PROMPT -
Which lines in the data below contain the word "label"? Return each of them.

Page and application data records -
#####

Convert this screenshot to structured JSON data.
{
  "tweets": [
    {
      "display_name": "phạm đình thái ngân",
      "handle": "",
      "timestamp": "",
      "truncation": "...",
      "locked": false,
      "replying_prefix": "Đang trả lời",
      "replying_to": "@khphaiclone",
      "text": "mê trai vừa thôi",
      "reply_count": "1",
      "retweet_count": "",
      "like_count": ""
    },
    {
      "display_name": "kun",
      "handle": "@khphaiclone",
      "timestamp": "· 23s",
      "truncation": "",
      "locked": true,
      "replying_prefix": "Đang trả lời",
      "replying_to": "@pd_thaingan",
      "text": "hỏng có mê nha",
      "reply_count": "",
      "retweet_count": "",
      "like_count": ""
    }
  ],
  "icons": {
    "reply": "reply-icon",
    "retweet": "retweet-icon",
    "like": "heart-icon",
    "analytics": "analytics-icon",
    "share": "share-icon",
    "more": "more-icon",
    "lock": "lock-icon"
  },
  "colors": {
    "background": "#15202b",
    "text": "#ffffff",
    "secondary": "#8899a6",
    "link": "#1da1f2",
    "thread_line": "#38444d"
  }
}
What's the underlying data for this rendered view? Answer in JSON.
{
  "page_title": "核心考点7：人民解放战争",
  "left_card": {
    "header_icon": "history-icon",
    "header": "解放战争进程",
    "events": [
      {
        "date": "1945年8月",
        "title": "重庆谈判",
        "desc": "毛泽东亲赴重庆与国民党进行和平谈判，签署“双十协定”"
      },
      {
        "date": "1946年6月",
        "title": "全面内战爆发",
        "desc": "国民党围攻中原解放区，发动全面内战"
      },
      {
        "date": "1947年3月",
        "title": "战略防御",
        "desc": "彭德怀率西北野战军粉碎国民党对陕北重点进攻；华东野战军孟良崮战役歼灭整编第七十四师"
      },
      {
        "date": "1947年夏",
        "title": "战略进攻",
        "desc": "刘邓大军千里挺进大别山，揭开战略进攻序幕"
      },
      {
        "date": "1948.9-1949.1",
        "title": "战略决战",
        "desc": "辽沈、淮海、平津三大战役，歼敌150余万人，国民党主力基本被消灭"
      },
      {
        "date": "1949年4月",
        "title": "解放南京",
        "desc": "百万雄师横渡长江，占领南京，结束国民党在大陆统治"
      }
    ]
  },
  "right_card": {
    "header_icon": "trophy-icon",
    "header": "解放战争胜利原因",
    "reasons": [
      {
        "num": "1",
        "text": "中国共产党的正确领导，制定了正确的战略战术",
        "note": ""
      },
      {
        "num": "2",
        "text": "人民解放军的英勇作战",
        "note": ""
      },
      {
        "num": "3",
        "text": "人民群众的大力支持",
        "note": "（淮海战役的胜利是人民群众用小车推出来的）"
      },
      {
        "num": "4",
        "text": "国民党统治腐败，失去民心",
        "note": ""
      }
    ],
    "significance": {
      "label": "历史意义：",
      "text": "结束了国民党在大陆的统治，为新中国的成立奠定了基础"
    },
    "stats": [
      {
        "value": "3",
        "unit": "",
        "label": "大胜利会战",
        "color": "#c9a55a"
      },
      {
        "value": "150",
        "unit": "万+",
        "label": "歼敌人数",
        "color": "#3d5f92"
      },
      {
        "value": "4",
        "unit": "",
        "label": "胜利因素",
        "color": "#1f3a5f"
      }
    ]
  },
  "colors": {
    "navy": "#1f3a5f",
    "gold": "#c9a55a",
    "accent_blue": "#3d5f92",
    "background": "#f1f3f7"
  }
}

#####

YOUR RESPONSE -
      "label": "历史意义：",
        "label": "大胜利会战",
        "label": "歼敌人数",
        "label": "胜利因素",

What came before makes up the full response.